North State Journal’s 100 in 100 series will showcase the best athlete from each of North Carolina’s 100 counties. From Alamance to Yancey, each county will feature one athlete who stands above the rest. Some will be obvious choices, others controversial, but all of our choices are worthy of being recognized for their accomplishments — from the diamond and gridiron to racing ovals and the squared circle. You can see all the profiles as they’re unveiled here.
It would be inconceivable today for a consensus All-America tackle from a Power 5 school to turn down the opportunity to play pro football for a job in the business sector. But in 1958, that’s exactly what Tom Topping did when he decided to accept an offer to work for Roadway Express rather than become a member of the San Francisco 49ers, who had drafted him following his college career at Duke.
The average NFL salary was just under $7,000 per year at the time, so the decision made financial sense — especially since Topping went on to become president of the company.
Topping was just as successful on the athletic field as he was in the boardroom. He was a three-sport star at Roanoke Rapids High School, where he earned all-conference honors in both basketball and football and all-state recognition in football on his way to winning the Sam Owen Athletic Award as the overall sports MVP of his senior class of 1953.

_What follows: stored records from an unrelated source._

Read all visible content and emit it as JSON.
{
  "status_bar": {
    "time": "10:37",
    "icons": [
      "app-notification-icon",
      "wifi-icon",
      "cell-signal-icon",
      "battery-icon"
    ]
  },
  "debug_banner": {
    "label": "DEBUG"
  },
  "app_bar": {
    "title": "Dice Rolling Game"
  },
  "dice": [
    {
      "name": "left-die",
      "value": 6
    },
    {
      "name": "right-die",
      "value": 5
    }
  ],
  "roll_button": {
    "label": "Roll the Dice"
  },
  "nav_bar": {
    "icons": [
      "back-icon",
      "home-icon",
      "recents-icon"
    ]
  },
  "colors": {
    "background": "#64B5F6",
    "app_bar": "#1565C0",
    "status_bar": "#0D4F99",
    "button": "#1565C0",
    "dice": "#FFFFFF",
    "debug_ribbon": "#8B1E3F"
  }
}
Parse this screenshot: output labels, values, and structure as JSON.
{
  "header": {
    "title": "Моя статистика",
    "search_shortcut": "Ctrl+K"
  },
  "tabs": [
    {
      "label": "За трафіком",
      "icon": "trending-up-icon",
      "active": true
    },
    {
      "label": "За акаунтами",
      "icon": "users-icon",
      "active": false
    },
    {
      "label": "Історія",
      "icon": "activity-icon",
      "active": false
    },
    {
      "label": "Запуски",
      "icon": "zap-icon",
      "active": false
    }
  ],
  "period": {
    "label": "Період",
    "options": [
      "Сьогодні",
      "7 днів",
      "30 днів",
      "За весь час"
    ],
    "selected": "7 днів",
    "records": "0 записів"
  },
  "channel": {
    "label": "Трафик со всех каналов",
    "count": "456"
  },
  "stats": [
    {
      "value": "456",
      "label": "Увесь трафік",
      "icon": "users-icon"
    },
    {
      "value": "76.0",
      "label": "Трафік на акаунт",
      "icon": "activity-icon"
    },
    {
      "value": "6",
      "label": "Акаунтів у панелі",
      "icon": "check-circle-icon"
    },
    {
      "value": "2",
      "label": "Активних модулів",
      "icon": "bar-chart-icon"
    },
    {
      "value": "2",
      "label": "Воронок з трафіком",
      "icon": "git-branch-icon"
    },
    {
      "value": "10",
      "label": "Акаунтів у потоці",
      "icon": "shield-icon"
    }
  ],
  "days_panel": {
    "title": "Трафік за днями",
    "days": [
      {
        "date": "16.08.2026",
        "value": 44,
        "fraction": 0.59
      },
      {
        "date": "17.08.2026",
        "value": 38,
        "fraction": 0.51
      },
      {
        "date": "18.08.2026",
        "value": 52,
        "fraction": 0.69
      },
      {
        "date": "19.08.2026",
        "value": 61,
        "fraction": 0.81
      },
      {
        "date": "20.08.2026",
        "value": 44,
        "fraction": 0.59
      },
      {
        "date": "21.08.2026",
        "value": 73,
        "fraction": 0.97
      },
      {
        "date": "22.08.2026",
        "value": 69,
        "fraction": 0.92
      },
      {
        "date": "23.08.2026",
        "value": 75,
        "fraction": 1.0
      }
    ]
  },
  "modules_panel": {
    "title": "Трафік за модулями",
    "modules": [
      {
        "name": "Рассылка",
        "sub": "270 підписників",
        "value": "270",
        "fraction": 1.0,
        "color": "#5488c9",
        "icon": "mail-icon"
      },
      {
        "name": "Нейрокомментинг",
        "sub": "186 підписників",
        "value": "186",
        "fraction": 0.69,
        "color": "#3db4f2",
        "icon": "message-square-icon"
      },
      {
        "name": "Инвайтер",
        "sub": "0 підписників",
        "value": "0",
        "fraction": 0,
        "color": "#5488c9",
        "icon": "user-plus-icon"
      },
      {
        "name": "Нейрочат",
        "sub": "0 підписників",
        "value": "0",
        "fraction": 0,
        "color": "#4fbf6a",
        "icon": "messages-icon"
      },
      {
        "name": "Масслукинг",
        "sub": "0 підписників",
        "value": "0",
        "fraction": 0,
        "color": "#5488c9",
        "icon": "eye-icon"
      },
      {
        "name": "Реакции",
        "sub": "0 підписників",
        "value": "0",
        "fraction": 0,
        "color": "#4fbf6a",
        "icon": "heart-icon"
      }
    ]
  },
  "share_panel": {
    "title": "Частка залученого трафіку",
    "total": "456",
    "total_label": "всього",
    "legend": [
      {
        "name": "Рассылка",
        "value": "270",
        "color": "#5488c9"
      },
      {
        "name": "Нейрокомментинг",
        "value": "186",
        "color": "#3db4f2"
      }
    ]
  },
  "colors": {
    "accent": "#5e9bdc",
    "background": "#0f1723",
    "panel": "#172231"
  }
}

In his first varsity season with Duke, as a sophomore in 1955, he helped the Blue Devils to a 7-2-1 record and a share of the ACC championship with Maryland. As a senior in 1957, he was named Most Valuable Player on a team that got off to a 5-0 start, finished second in the conference and played in the Orange Bowl against Oklahoma.
Topping was a first-team All-ACC selection that season, earning mention on six different All-American teams along with an invitation to play in the Senior Bowl, an opportunity that led to him being drafted by the 49ers.
He was inducted into the Duke Athletics Hall of Fame in 1989, only a year before his death at the age of 55.